*Material shown*.
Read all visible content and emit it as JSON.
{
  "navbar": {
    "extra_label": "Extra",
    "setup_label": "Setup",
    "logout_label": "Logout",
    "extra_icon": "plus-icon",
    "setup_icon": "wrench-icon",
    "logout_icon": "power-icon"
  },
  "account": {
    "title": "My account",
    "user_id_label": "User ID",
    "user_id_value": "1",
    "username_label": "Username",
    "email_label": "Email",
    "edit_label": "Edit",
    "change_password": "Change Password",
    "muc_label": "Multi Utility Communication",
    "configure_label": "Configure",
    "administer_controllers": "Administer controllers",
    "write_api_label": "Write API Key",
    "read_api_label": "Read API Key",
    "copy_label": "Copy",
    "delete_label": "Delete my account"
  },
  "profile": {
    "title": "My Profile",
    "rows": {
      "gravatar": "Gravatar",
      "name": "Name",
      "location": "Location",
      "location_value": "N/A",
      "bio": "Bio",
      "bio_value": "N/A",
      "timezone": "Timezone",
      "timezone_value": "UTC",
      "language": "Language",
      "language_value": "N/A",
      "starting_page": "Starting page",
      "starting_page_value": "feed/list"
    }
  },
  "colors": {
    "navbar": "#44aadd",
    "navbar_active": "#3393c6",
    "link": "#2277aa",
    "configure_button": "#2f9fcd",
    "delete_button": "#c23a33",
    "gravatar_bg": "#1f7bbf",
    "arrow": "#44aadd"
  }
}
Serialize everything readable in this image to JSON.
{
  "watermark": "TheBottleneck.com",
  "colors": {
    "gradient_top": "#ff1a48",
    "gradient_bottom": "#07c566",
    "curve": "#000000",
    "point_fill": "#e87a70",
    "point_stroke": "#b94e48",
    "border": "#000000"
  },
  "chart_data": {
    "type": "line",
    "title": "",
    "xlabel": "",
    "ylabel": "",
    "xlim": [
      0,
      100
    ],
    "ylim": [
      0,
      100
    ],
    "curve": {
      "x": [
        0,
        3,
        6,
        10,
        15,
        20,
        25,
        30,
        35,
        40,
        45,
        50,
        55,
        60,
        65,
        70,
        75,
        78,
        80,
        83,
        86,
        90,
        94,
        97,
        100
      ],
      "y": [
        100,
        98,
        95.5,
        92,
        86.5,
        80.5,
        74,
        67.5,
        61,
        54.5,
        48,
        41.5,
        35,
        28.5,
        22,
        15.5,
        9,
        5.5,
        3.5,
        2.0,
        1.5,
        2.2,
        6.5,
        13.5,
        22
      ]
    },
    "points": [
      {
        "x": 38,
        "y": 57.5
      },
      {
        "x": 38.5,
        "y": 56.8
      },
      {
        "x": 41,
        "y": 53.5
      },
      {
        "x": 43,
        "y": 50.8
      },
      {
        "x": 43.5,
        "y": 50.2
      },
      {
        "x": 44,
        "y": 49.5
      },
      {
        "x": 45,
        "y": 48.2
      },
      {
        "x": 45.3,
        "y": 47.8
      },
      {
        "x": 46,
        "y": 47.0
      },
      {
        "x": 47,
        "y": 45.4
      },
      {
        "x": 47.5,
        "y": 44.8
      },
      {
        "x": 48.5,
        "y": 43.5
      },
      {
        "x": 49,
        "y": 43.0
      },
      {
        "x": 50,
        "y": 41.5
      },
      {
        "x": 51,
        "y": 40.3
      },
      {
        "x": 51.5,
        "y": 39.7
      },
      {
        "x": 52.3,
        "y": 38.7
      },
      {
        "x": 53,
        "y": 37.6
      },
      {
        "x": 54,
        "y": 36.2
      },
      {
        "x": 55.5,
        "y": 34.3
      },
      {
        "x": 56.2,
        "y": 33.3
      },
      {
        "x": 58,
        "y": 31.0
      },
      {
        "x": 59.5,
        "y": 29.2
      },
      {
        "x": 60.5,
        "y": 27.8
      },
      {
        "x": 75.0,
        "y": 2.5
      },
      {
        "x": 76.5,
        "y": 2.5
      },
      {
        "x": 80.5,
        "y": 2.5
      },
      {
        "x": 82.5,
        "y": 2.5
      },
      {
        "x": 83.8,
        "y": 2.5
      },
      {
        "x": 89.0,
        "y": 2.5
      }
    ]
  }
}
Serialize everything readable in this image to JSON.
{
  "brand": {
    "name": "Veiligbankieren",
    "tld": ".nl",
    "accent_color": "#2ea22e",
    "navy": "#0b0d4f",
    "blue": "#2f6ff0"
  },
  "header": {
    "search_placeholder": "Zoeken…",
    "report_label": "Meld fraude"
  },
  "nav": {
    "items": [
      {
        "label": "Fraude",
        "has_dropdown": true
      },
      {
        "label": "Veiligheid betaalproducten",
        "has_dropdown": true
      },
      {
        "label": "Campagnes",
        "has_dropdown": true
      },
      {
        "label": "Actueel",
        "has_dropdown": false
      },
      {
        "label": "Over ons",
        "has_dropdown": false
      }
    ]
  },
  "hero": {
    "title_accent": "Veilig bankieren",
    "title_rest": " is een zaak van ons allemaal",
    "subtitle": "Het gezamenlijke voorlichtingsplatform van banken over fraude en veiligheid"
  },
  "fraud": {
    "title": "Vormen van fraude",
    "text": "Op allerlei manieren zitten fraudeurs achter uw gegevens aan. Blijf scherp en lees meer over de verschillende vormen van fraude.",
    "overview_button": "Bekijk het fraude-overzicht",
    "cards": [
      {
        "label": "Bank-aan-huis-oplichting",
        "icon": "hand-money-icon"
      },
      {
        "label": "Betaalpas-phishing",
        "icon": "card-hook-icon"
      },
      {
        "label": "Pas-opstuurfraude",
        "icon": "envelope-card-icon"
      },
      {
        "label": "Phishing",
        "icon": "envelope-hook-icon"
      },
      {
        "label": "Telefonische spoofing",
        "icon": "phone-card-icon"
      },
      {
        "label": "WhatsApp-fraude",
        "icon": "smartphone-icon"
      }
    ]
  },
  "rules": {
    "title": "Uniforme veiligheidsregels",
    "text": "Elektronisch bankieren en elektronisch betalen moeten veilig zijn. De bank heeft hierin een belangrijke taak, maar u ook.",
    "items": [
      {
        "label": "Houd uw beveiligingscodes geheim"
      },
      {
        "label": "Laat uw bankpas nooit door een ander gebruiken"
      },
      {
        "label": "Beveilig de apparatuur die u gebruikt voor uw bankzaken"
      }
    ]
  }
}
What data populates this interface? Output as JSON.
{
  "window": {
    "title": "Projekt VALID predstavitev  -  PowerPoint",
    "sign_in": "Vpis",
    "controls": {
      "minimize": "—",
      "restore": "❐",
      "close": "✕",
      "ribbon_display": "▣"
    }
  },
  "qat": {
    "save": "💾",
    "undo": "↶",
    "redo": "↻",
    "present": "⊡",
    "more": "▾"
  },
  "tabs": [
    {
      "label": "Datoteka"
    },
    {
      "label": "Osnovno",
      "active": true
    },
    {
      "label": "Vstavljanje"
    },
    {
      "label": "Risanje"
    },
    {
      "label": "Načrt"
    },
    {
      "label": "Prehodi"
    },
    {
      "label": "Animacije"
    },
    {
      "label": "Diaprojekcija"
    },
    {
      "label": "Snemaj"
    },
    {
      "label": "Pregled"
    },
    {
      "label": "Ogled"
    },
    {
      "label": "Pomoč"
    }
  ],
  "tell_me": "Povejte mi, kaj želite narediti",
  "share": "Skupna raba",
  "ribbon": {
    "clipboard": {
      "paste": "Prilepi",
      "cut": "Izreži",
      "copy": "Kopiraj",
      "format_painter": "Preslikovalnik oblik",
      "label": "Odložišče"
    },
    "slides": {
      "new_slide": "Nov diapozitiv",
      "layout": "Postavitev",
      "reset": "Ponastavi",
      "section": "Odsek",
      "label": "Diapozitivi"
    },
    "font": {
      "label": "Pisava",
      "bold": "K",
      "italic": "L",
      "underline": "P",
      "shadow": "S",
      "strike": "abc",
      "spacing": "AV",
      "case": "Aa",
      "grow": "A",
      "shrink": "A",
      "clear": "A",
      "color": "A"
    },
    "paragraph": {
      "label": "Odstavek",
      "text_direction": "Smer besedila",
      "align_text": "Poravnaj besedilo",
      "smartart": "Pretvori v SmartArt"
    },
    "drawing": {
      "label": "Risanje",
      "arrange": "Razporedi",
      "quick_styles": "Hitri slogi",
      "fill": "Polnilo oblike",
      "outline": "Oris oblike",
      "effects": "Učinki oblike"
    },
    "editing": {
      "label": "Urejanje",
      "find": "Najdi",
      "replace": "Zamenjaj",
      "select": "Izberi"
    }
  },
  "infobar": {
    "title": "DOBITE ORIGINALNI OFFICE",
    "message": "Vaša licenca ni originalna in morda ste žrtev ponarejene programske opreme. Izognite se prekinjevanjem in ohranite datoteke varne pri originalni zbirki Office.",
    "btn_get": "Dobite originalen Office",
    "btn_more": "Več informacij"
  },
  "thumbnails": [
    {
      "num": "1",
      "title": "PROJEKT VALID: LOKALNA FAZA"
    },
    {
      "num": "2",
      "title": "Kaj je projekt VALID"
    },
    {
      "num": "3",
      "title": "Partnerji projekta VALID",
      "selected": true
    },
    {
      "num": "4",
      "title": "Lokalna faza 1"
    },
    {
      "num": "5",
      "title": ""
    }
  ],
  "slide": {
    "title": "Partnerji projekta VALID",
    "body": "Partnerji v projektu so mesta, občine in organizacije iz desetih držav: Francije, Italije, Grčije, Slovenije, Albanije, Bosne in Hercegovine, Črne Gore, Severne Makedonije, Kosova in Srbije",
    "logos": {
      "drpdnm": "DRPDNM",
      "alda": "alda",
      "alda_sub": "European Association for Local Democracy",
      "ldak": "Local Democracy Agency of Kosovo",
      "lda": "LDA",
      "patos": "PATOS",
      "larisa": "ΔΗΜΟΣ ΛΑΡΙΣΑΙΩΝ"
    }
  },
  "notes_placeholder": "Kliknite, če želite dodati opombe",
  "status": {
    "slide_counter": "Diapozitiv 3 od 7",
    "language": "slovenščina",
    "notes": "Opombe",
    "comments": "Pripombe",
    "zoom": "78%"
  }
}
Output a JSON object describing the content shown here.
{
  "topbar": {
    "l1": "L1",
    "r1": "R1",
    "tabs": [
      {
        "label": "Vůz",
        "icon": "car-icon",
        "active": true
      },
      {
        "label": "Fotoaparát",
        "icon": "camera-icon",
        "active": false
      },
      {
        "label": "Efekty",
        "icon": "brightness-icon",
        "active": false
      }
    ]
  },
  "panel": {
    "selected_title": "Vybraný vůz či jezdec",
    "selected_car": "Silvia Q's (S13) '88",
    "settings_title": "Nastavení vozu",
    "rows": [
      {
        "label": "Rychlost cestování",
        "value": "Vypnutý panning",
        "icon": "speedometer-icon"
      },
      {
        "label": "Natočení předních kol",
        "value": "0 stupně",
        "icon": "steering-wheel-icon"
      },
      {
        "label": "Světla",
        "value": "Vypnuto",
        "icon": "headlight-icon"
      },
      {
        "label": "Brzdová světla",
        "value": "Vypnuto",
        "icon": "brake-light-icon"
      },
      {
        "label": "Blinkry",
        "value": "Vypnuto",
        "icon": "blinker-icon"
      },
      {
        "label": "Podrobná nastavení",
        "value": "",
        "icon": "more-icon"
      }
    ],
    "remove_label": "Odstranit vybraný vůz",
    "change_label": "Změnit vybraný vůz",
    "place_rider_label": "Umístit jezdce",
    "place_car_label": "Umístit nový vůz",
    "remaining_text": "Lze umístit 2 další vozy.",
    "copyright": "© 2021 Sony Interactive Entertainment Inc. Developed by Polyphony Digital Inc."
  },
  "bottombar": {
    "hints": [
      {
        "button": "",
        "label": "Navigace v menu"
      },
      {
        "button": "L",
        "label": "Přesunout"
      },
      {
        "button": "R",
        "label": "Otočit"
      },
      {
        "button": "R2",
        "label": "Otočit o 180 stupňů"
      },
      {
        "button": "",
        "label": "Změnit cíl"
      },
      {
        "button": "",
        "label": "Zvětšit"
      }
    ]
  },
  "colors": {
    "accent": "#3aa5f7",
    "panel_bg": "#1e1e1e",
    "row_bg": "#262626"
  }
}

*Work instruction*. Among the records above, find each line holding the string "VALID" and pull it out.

*Response to this exercise*.
    "title": "Projekt VALID predstavitev  -  PowerPoint",
      "title": "PROJEKT VALID: LOKALNA FAZA"
      "title": "Kaj je projekt VALID"
      "title": "Partnerji projekta VALID",
    "title": "Partnerji projekta VALID",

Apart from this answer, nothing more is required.